The train also creates a stub LocalSettings.php file in this php-… directory.
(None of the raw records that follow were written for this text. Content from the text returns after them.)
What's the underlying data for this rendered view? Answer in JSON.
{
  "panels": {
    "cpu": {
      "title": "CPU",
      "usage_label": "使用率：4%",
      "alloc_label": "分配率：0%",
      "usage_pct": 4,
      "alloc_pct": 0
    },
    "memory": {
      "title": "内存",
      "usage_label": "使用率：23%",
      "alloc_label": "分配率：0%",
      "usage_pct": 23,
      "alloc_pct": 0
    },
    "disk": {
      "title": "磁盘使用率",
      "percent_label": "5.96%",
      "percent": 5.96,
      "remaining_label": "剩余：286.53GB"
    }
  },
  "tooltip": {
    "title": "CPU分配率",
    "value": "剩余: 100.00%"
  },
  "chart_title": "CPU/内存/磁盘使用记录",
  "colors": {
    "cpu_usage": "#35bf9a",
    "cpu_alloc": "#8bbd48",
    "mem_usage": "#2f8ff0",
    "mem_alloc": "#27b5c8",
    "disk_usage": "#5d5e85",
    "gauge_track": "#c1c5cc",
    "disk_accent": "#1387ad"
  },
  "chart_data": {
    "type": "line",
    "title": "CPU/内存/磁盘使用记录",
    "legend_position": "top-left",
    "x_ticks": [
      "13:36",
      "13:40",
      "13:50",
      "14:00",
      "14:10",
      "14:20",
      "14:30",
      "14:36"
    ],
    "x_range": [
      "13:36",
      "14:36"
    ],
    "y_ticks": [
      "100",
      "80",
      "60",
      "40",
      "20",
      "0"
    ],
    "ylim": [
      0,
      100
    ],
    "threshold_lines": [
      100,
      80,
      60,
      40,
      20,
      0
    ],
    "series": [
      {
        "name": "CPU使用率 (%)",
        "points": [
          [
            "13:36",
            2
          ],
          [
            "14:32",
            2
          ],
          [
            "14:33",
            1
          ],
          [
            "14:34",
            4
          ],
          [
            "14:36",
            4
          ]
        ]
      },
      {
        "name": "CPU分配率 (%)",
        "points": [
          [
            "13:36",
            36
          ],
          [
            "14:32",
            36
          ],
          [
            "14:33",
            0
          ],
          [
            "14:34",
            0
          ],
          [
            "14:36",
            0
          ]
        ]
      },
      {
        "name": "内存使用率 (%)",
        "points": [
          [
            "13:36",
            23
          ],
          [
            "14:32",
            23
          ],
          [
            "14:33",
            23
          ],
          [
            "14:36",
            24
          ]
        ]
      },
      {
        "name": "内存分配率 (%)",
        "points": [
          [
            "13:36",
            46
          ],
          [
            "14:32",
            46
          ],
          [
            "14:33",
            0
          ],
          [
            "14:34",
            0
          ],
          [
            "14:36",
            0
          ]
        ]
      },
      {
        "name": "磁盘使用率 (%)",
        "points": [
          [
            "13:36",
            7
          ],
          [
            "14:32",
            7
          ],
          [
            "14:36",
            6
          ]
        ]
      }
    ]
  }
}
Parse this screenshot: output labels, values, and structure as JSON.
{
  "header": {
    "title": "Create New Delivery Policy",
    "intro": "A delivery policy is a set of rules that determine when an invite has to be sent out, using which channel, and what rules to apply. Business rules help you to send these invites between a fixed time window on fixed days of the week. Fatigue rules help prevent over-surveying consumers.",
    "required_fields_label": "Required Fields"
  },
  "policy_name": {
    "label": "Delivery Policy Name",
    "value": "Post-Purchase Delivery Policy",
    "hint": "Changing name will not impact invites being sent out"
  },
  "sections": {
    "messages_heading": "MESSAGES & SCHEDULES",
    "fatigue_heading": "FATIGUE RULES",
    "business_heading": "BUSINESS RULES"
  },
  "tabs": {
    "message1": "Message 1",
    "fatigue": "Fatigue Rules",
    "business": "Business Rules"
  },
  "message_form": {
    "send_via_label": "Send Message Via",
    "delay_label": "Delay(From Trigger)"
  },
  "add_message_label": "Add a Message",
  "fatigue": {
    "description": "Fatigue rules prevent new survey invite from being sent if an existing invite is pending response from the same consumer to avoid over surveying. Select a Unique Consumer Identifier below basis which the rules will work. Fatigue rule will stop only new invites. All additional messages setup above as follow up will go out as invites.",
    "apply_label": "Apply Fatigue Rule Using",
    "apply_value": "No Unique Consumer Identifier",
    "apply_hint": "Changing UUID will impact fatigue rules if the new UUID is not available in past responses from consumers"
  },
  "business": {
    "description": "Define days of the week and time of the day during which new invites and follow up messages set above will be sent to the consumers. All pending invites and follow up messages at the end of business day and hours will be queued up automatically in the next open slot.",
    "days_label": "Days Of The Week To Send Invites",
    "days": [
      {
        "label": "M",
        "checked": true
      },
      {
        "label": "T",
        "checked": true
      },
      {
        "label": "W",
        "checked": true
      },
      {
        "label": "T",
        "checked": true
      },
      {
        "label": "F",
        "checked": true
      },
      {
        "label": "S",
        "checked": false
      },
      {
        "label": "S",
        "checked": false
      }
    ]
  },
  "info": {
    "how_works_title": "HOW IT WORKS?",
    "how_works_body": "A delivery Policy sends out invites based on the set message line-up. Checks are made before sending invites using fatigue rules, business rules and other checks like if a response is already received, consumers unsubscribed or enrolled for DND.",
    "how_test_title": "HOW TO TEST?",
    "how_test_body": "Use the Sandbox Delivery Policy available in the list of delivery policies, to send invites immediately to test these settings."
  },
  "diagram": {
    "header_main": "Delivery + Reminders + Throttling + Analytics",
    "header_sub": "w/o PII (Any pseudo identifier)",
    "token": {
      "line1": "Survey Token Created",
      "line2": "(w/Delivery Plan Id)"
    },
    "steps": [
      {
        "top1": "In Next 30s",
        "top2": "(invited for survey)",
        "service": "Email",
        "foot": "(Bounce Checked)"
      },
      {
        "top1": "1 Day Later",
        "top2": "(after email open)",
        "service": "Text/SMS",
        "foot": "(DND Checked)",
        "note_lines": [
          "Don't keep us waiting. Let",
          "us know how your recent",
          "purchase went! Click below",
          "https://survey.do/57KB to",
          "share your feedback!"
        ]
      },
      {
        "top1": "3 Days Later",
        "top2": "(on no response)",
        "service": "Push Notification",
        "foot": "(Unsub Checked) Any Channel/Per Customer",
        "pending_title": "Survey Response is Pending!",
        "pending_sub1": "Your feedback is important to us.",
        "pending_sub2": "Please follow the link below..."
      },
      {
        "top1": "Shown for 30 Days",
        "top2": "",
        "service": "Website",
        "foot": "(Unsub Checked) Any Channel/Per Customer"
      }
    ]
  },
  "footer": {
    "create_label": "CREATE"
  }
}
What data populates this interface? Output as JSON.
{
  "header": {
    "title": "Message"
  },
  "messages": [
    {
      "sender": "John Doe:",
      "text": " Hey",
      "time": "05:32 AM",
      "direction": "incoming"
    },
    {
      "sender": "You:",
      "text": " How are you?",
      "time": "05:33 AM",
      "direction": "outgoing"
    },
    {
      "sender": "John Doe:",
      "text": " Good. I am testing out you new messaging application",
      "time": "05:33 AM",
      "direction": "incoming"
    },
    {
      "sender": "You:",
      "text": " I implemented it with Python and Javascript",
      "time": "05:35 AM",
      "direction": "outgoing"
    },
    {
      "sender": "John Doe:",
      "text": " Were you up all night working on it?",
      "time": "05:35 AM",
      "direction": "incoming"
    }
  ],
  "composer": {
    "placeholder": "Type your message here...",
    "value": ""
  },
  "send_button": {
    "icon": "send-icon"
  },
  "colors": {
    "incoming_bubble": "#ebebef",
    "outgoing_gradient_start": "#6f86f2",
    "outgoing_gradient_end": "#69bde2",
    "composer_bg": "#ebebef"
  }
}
This stub LocalSettings. file does nothing other than include wmf-config/CommonSettings.php (also in the operations/mediawiki-config repo).

The CommonSettings.php file is responsible for configuring MediaWiki, this includes database configuration (which DB server to connect to etc.), loading MW extensions and configuring them, and general site settings (name of the wiki, its logo, etc.).

After CommonSettings.php is done, MediaWiki handles the rest of the request and responds accordingly.

MediaWiki internals

To read more about how MediaWiki works in general, see:

  • Manual:Code on, about entry points and the directory structure of MediaWiki.
  • Manual:Index.php on, for what a typical MediaWiki entrypoint does.


Request timeouts

Generally speaking, the app servers allow upto 60 seconds for most web requests (e.g. page views, HTTP GET), and for write actions we allow upto 200 seconds (e.g. edits, HTTP POST).

» See HTTP timeouts#App server for a detailed breakdown of the various timeouts on app servers.

Backend timeouts

Setting MySQL's event_scheduler core events master core events replica
  • web requests user on running queries for read only replicas: 60s
  • web requests user for idle connections for read only replicas: 60s
  • web requests user read only replicas, on connection overload: 10s
  • web requests user for idle connections on read-write master: 300s
Type Wall clock time
Notes This was added as a measure to prevent pileups from a single event, as well as to overcome the (considered not ideal behavior) of terminated connections keeping running even if there won't be any socket open to report to. Implemented on MySQL's event scheduler for legacy reasons, but using max_execution_time or equivalent should be probably ideal.

Pages in the MediaWiki production category

See also